Excerpts from an interface dataset:
--------------------------------------------------

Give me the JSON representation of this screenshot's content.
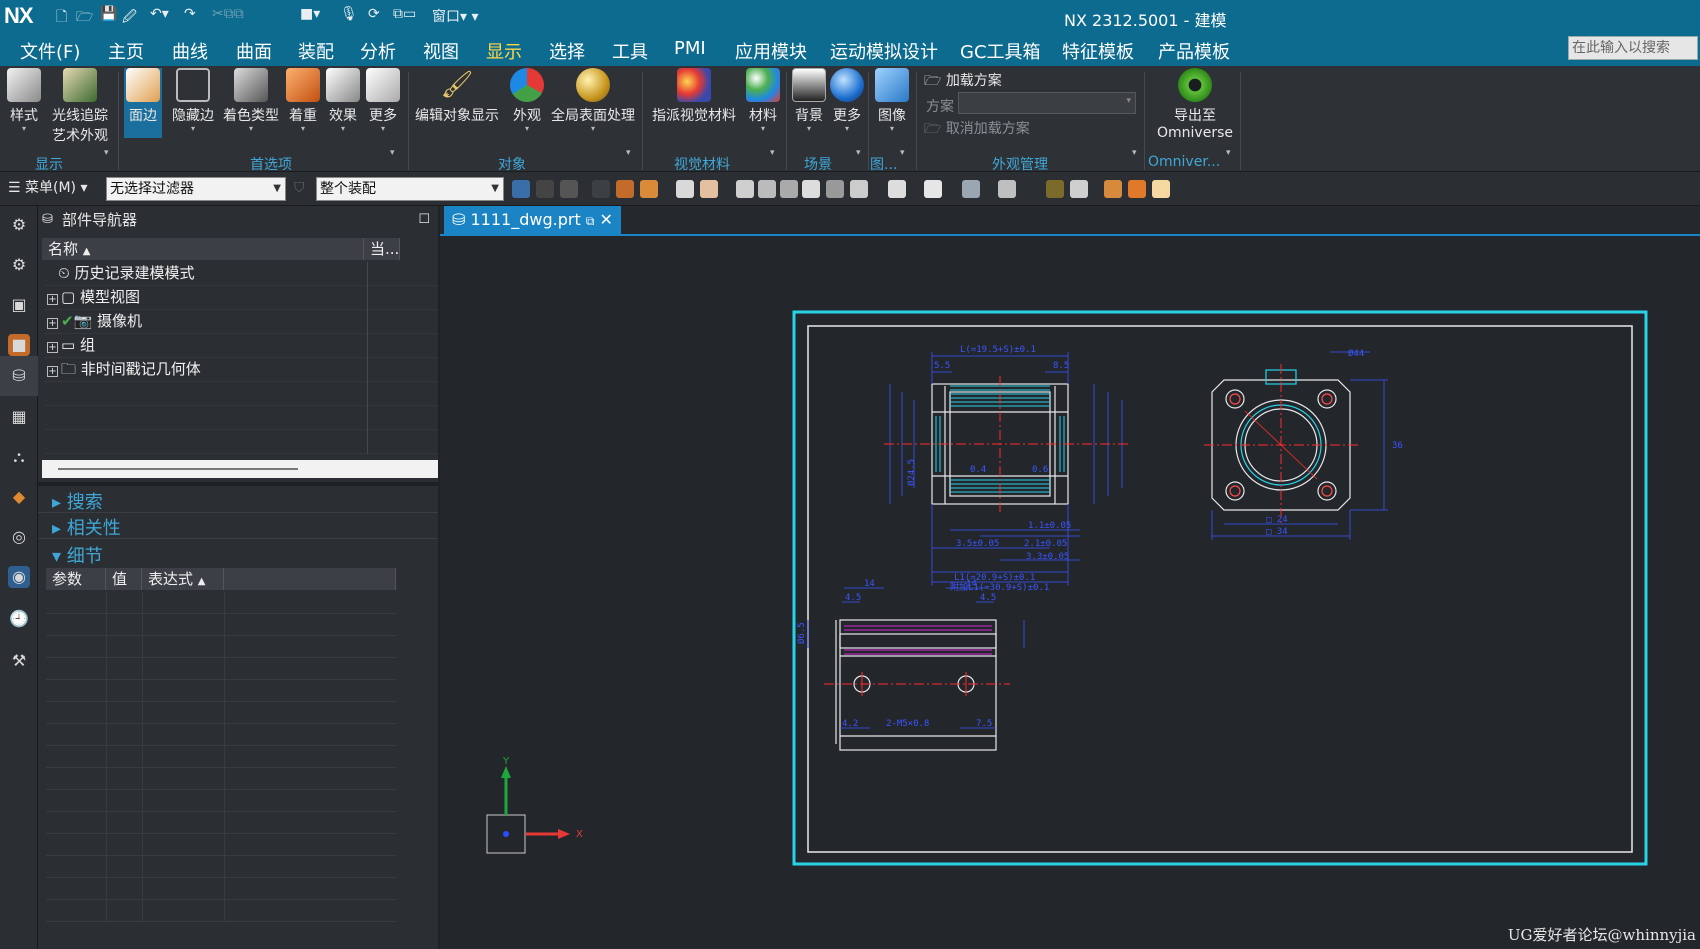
{
  "app": {
    "logo": "NX",
    "title": "NX 2312.5001 - 建模"
  },
  "menu": {
    "items": [
      "文件(F)",
      "主页",
      "曲线",
      "曲面",
      "装配",
      "分析",
      "视图",
      "显示",
      "选择",
      "工具",
      "PMI",
      "应用模块",
      "运动模拟设计",
      "GC工具箱",
      "特征模板",
      "产品模板"
    ],
    "active": "显示",
    "search_placeholder": "在此输入以搜索"
  },
  "ribbon": {
    "buttons": {
      "style": "样式",
      "raytrace_1": "光线追踪",
      "raytrace_2": "艺术外观",
      "face_edge": "面边",
      "hidden_edge": "隐藏边",
      "shading_type": "着色类型",
      "emphasis": "着重",
      "effects": "效果",
      "more1": "更多",
      "edit_object_display": "编辑对象显示",
      "appearance": "外观",
      "global_surface": "全局表面处理",
      "assign_visual_material": "指派视觉材料",
      "material": "材料",
      "background": "背景",
      "more2": "更多",
      "image": "图像",
      "load_scheme": "加载方案",
      "scheme_label": "方案",
      "unload_scheme": "取消加载方案",
      "export_to": "导出至",
      "omniverse": "Omniverse"
    },
    "groups": {
      "display": "显示",
      "preferences": "首选项",
      "object": "对象",
      "visual_material": "视觉材料",
      "scene": "场景",
      "image": "图...",
      "appearance_mgmt": "外观管理",
      "omniverse": "Omniver..."
    }
  },
  "toolbar2": {
    "menu": "菜单(M)",
    "filter": "无选择过滤器",
    "assembly": "整个装配"
  },
  "navigator": {
    "title": "部件导航器",
    "col_name": "名称",
    "col_current": "当...",
    "tree": [
      "历史记录建模模式",
      "模型视图",
      "摄像机",
      "组",
      "非时间戳记几何体"
    ],
    "sections": {
      "search": "搜索",
      "dependency": "相关性",
      "details": "细节"
    },
    "details_cols": [
      "参数",
      "值",
      "表达式"
    ]
  },
  "tab": {
    "label": "1111_dwg.prt"
  },
  "drawing": {
    "dims": {
      "L_top": "L(=19.5+S)±0.1",
      "d85": "8.5",
      "d55": "5.5",
      "h245": "Ø24.5",
      "d04": "0.4",
      "d06": "0.6",
      "d11": "1.1±0.05",
      "d35": "3.5±0.05",
      "d21": "2.1±0.05",
      "d33": "3.3±0.05",
      "L1": "L1(=20.9+S)±0.1",
      "L1_bot": "附加L1(=30.9+S)±0.1",
      "phi44": "Ø44",
      "r36": "36",
      "sq24": "□ 24",
      "sq34": "□ 34",
      "d14a": "14",
      "d14b": "14",
      "d45a": "4.5",
      "d45b": "4.5",
      "d42": "4.2",
      "d75": "7.5",
      "m5": "2-M5×0.8",
      "phi6": "Ø6.5"
    }
  },
  "triad": {
    "y": "Y",
    "x": "X"
  },
  "watermark": "UG爱好者论坛@whinnyjia",
  "colors": {
    "accent": "#0c6b8f",
    "cyan": "#27d3e6",
    "selected_tab": "#1b84c4"
  }
}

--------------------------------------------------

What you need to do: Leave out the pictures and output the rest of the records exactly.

Response area:
Give me the JSON representation of this screenshot's content.
{
  "app": {
    "logo": "NX",
    "title": "NX 2312.5001 - 建模"
  },
  "menu": {
    "items": [
      "文件(F)",
      "主页",
      "曲线",
      "曲面",
      "装配",
      "分析",
      "视图",
      "显示",
      "选择",
      "工具",
      "PMI",
      "应用模块",
      "运动模拟设计",
      "GC工具箱",
      "特征模板",
      "产品模板"
    ],
    "active": "显示",
    "search_placeholder": "在此输入以搜索"
  },
  "ribbon": {
    "buttons": {
      "style": "样式",
      "raytrace_1": "光线追踪",
      "raytrace_2": "艺术外观",
      "face_edge": "面边",
      "hidden_edge": "隐藏边",
      "shading_type": "着色类型",
      "emphasis": "着重",
      "effects": "效果",
      "more1": "更多",
      "edit_object_display": "编辑对象显示",
      "appearance": "外观",
      "global_surface": "全局表面处理",
      "assign_visual_material": "指派视觉材料",
      "material": "材料",
      "background": "背景",
      "more2": "更多",
      "image": "图像",
      "load_scheme": "加载方案",
      "scheme_label": "方案",
      "unload_scheme": "取消加载方案",
      "export_to": "导出至",
      "omniverse": "Omniverse"
    },
    "groups": {
      "display": "显示",
      "preferences": "首选项",
      "object": "对象",
      "visual_material": "视觉材料",
      "scene": "场景",
      "image": "图...",
      "appearance_mgmt": "外观管理",
      "omniverse": "Omniver..."
    }
  },
  "toolbar2": {
    "menu": "菜单(M)",
    "filter": "无选择过滤器",
    "assembly": "整个装配"
  },
  "navigator": {
    "title": "部件导航器",
    "col_name": "名称",
    "col_current": "当...",
    "tree": [
      "历史记录建模模式",
      "模型视图",
      "摄像机",
      "组",
      "非时间戳记几何体"
    ],
    "sections": {
      "search": "搜索",
      "dependency": "相关性",
      "details": "细节"
    },
    "details_cols": [
      "参数",
      "值",
      "表达式"
    ]
  },
  "tab": {
    "label": "1111_dwg.prt"
  },
  "drawing": {
    "dims": {
      "L_top": "L(=19.5+S)±0.1",
      "d85": "8.5",
      "d55": "5.5",
      "h245": "Ø24.5",
      "d04": "0.4",
      "d06": "0.6",
      "d11": "1.1±0.05",
      "d35": "3.5±0.05",
      "d21": "2.1±0.05",
      "d33": "3.3±0.05",
      "L1": "L1(=20.9+S)±0.1",
      "L1_bot": "附加L1(=30.9+S)±0.1",
      "phi44": "Ø44",
      "r36": "36",
      "sq24": "□ 24",
      "sq34": "□ 34",
      "d14a": "14",
      "d14b": "14",
      "d45a": "4.5",
      "d45b": "4.5",
      "d42": "4.2",
      "d75": "7.5",
      "m5": "2-M5×0.8",
      "phi6": "Ø6.5"
    }
  },
  "triad": {
    "y": "Y",
    "x": "X"
  },
  "watermark": "UG爱好者论坛@whinnyjia",
  "colors": {
    "accent": "#0c6b8f",
    "cyan": "#27d3e6",
    "selected_tab": "#1b84c4"
  }
}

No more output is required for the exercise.